++++ Listed entries ++++

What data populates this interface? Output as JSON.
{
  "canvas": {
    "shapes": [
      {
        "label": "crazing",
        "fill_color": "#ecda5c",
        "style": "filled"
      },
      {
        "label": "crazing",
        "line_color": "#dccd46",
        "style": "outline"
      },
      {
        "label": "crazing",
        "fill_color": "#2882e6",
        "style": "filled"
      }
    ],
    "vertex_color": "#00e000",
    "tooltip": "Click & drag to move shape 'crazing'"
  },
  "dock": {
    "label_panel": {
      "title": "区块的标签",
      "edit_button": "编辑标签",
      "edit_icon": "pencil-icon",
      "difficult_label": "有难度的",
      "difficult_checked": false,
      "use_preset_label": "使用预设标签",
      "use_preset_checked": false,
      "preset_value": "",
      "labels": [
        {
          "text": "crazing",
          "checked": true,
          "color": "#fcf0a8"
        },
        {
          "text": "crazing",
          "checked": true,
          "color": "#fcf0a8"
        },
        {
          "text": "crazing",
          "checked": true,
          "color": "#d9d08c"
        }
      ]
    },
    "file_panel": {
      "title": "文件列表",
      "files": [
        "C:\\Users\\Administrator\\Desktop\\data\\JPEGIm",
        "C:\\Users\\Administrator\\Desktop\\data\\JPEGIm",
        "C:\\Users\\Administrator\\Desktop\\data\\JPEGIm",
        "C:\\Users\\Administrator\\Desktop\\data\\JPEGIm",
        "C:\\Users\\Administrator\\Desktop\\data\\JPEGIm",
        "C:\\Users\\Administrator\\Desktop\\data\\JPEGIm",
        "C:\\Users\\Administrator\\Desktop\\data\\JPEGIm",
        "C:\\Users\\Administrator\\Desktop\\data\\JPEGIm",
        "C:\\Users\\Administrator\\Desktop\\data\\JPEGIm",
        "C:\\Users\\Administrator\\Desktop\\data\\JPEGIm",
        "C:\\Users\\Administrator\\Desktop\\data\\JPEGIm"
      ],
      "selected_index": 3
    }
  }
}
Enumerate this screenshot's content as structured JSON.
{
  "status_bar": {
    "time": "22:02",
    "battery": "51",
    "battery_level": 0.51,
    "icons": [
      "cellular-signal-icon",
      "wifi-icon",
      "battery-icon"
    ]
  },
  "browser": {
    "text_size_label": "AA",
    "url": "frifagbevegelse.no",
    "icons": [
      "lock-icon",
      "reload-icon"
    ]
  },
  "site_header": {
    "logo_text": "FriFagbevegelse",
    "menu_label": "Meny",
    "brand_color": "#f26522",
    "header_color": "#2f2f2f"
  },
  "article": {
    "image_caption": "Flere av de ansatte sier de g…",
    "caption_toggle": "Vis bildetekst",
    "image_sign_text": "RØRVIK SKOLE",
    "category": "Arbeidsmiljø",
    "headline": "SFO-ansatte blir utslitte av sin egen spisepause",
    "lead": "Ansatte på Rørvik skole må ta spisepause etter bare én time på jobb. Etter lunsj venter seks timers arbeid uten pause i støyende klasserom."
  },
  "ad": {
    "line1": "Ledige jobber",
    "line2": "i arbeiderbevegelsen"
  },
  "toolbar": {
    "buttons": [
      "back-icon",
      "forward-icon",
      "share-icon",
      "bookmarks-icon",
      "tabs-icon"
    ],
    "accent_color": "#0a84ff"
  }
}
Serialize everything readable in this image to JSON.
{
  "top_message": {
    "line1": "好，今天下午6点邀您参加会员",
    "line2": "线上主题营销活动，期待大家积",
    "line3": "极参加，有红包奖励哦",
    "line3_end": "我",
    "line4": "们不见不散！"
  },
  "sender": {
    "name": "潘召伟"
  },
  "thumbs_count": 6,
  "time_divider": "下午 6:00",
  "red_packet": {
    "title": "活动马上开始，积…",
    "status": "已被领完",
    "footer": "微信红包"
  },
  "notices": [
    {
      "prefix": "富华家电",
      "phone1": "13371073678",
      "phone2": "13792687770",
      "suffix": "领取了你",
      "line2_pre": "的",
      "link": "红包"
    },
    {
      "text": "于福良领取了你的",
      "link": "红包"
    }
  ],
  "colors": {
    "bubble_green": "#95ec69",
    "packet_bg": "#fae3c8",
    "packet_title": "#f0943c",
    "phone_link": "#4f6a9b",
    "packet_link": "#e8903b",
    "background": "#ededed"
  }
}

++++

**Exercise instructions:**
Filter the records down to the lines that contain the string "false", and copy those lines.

**Task result:**
      "difficult_checked": false,
      "use_preset_checked": false,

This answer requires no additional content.